Author Photo Jordan Carlton Schaul
With training in wildlife ecology, conservation medicine and comparative psychology, Dr. Schaul's contributions to Nat Geo Voices have covered a range of environmental and social topics. He draws particular attention to the plight of imperiled species highlighting issues at the juncture or nexus of sorta situ wildlife conservation and applied animal welfare. Sorta situ conservation practices are comprised of scientific management and stewardship of animal populations ex situ (in captivity / 'in human care') and in situ (free-ranging / 'in nature'). He also has a background in behavior management and training of companion animals and captive wildlife, as well as conservation marketing and digital publicity.
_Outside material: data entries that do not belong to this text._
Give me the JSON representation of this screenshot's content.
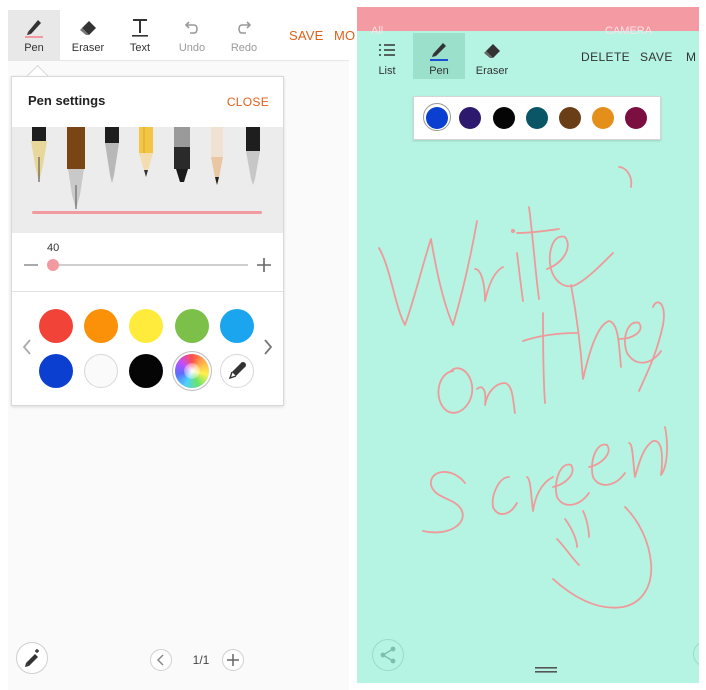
{
  "left": {
    "toolbar": {
      "tools": [
        {
          "label": "Pen",
          "icon": "pen-icon"
        },
        {
          "label": "Eraser",
          "icon": "eraser-icon"
        },
        {
          "label": "Text",
          "icon": "text-icon"
        },
        {
          "label": "Undo",
          "icon": "undo-icon"
        },
        {
          "label": "Redo",
          "icon": "redo-icon"
        }
      ],
      "save_label": "SAVE",
      "more_label": "MO"
    },
    "pen_settings": {
      "title": "Pen settings",
      "close_label": "CLOSE",
      "pens": [
        "fountain-pen",
        "calligraphy-pen",
        "ballpoint-pen",
        "pencil",
        "marker",
        "brush-pen",
        "fine-pen"
      ],
      "stroke_color": "#f29aa0",
      "size_value": "40",
      "colors": [
        "#f14338",
        "#fb9109",
        "#ffeb3b",
        "#7cc04a",
        "#1aa5ee",
        "#0a3fcf",
        "#fafafa",
        "#050505"
      ],
      "special_swatches": [
        "color-spectrum-icon",
        "eyedropper-icon"
      ]
    },
    "pager": {
      "page": "1/1"
    }
  },
  "right": {
    "top_strip": {
      "left_text": "All",
      "right_text": "CAMERA"
    },
    "toolbar": {
      "tools": [
        {
          "label": "List",
          "icon": "list-icon"
        },
        {
          "label": "Pen",
          "icon": "pen-icon"
        },
        {
          "label": "Eraser",
          "icon": "eraser-icon"
        }
      ],
      "delete_label": "DELETE",
      "save_label": "SAVE",
      "more_label": "M"
    },
    "background_color": "#b5f4e2",
    "pen_colors": [
      "#0a3fcf",
      "#2d1a6e",
      "#050505",
      "#0a5566",
      "#6a3f18",
      "#e58f1b",
      "#7b1040"
    ],
    "ink_color": "#ee9a9a",
    "handwriting": "Write on the Screen"
  }
}
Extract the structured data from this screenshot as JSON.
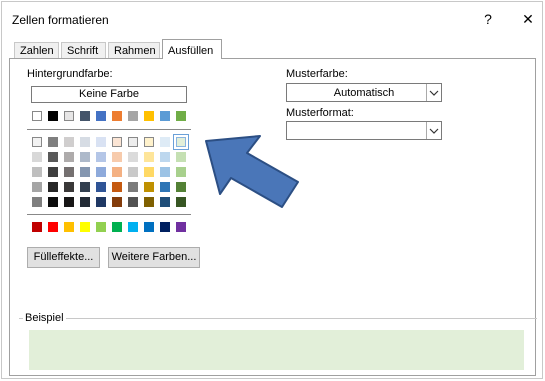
{
  "dialog": {
    "title": "Zellen formatieren",
    "help": "?",
    "close": "✕"
  },
  "tabs": [
    {
      "label": "Zahlen"
    },
    {
      "label": "Schrift"
    },
    {
      "label": "Rahmen"
    },
    {
      "label": "Ausfüllen",
      "active": true
    }
  ],
  "background": {
    "label": "Hintergrundfarbe:",
    "no_color_label": "Keine Farbe",
    "theme_top_row": [
      "#ffffff",
      "#000000",
      "#e7e6e6",
      "#44546a",
      "#4472c4",
      "#ed7d31",
      "#a5a5a5",
      "#ffc000",
      "#5b9bd5",
      "#70ad47"
    ],
    "theme_shades": [
      [
        "#f2f2f2",
        "#7f7f7f",
        "#d0cece",
        "#d6dce4",
        "#d9e2f3",
        "#fbe5d5",
        "#ededed",
        "#fff2cc",
        "#deebf6",
        "#e2efd9"
      ],
      [
        "#d8d8d8",
        "#595959",
        "#aeabab",
        "#adb9ca",
        "#b4c6e7",
        "#f7cbac",
        "#dbdbdb",
        "#fee599",
        "#bdd7ee",
        "#c5e0b3"
      ],
      [
        "#bfbfbf",
        "#3f3f3f",
        "#757070",
        "#8496b0",
        "#8eaadb",
        "#f4b183",
        "#c9c9c9",
        "#ffd965",
        "#9cc3e5",
        "#a8d08d"
      ],
      [
        "#a5a5a5",
        "#262626",
        "#3a3838",
        "#323f4f",
        "#2f5496",
        "#c55a11",
        "#7b7b7b",
        "#bf9000",
        "#2e75b5",
        "#538135"
      ],
      [
        "#7f7f7f",
        "#0c0c0c",
        "#171616",
        "#222a35",
        "#1f3864",
        "#833c0b",
        "#525252",
        "#7f6000",
        "#1f4e79",
        "#375623"
      ]
    ],
    "selected_color": "#e2efd9",
    "standard_colors": [
      "#c00000",
      "#ff0000",
      "#ffc000",
      "#ffff00",
      "#92d050",
      "#00b050",
      "#00b0f0",
      "#0070c0",
      "#002060",
      "#7030a0"
    ]
  },
  "buttons": {
    "fill_effects": "Fülleffekte...",
    "more_colors": "Weitere Farben..."
  },
  "pattern": {
    "color_label": "Musterfarbe:",
    "color_value": "Automatisch",
    "style_label": "Musterformat:",
    "style_value": ""
  },
  "sample": {
    "label": "Beispiel",
    "color": "#e2efd9"
  },
  "annotation": {
    "arrow_color": "#4a76b8"
  }
}
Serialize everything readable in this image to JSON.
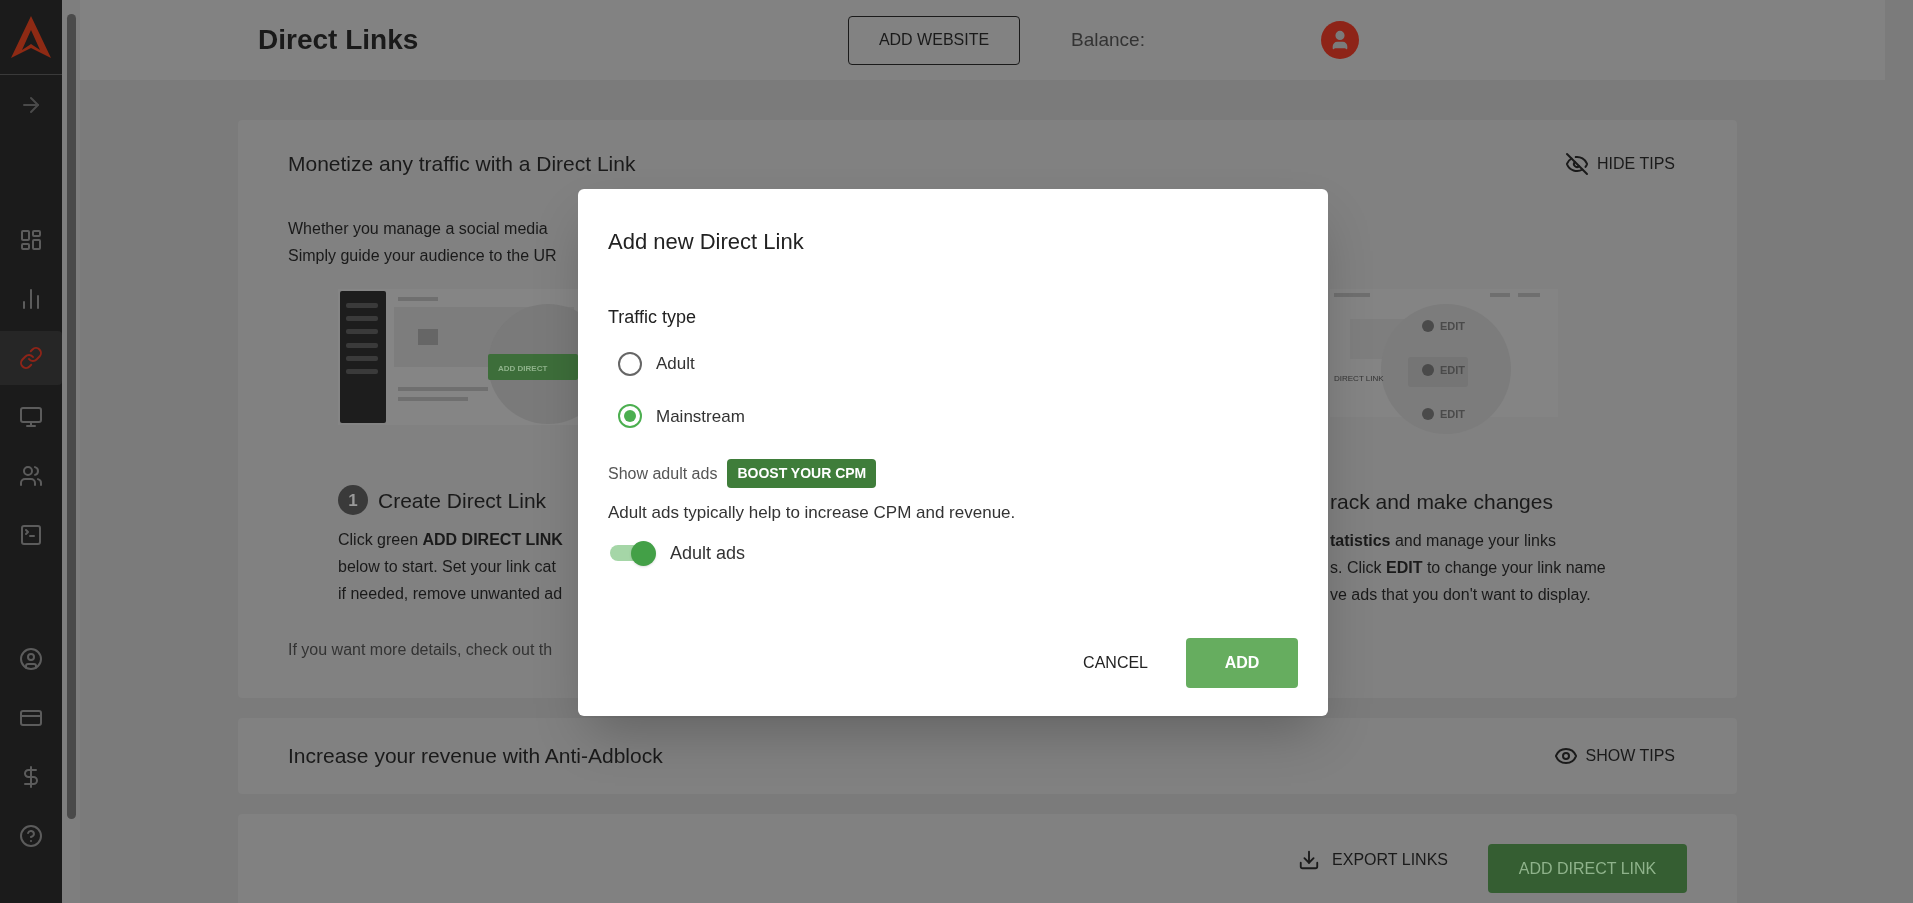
{
  "sidebar": {
    "items": [
      {
        "selected": false
      },
      {
        "selected": false
      },
      {
        "selected": true
      },
      {
        "selected": false
      },
      {
        "selected": false
      },
      {
        "selected": false
      }
    ],
    "bottom_items": [
      {
        "selected": false
      },
      {
        "selected": false
      },
      {
        "selected": false
      },
      {
        "selected": false
      }
    ]
  },
  "header": {
    "title": "Direct Links",
    "add_website": "ADD WEBSITE",
    "balance_label": "Balance:"
  },
  "tips_card": {
    "title": "Monetize any traffic with a Direct Link",
    "toggle": "HIDE TIPS",
    "intro": [
      "Whether you manage a social media",
      "Simply guide your audience to the UR"
    ],
    "illustration_left": {
      "button": "ADD DIRECT"
    },
    "illustration_right": {
      "buttons": [
        "EDIT",
        "EDIT",
        "EDIT"
      ],
      "row_label": "DIRECT LINK"
    },
    "steps": [
      {
        "number": "1",
        "title": "Create Direct Link",
        "lines": [
          "Click green **ADD DIRECT LINK**",
          "below to start. Set your link cat",
          "if needed, remove unwanted ad"
        ]
      },
      {
        "title": "rack and make changes",
        "lines": [
          "**tatistics** and manage your links",
          "s. Click **EDIT** to change your link name",
          "ve ads that you don't want to display."
        ]
      }
    ],
    "footer": "If you want more details, check out th"
  },
  "adblock_card": {
    "title": "Increase your revenue with Anti-Adblock",
    "toggle": "SHOW TIPS"
  },
  "actions": {
    "export": "EXPORT LINKS",
    "add": "ADD DIRECT LINK"
  },
  "dialog": {
    "title": "Add new Direct Link",
    "section": "Traffic type",
    "options": [
      {
        "label": "Adult",
        "selected": false
      },
      {
        "label": "Mainstream",
        "selected": true
      }
    ],
    "adult_ads_label": "Show adult ads",
    "badge": "BOOST YOUR CPM",
    "description": "Adult ads typically help to increase CPM and revenue.",
    "switch": {
      "label": "Adult ads",
      "on": true
    },
    "buttons": {
      "cancel": "CANCEL",
      "confirm": "ADD"
    }
  }
}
Jordan has shared interviews with colleagues and public figures, as well as editorial news content. In addition, he has posted narratives describing his own work, which include the following examples: • Restoration of wood bison to the Interior of Alaska while (While Animal Curator at Alaska Wildlife Conservation Center and courtesy professor at the University of Alaska) • Rehabilitation of orphaned sloth bears exploited for tourists in South Asia (While executive consultant 'in-residence' at the Agra Bear Rescue Center managed by Wildlife SOS) • Censusing small wild cat (e.g. ocelot and margay) populations in the montane cloud forests of Costa Rica for popular publications with 'The Cat Whisperer' Mieshelle Nagelschneider • Evaluating the impact of ecotourism on marine mammal population stability and welfare off the coast of Mexico's Sea of Cortez (With Boston University's marine science program) Jordan was a director on boards of non-profit wildlife conservation organizations serving nations in Africa, North and South America and Southeast Asia. He is also a consultant to a human-wildlife conflict mitigation organization in the Pacific Northwest. Following animal curatorships in Alaska and California, he served as a charter board member of a zoo advocacy and outreach organization and later as its executive director. Jordan was a member of the Communication and Education Commission of the International Union for the Conservation of Nature (CEC-IUCN) and the Bear Specialist Group of the IUCN Species Survival Commission (BSG-SSC-IUCN). He has served on the advisory council of the National Wildlife Humane Society and in service to the Bear Taxon Advisory Group of the Association of Zoos and Aquariums (AZA Bear TAG). In addition he was an ex officio member of council of the International Association for Bear Research and Management. Contact Email: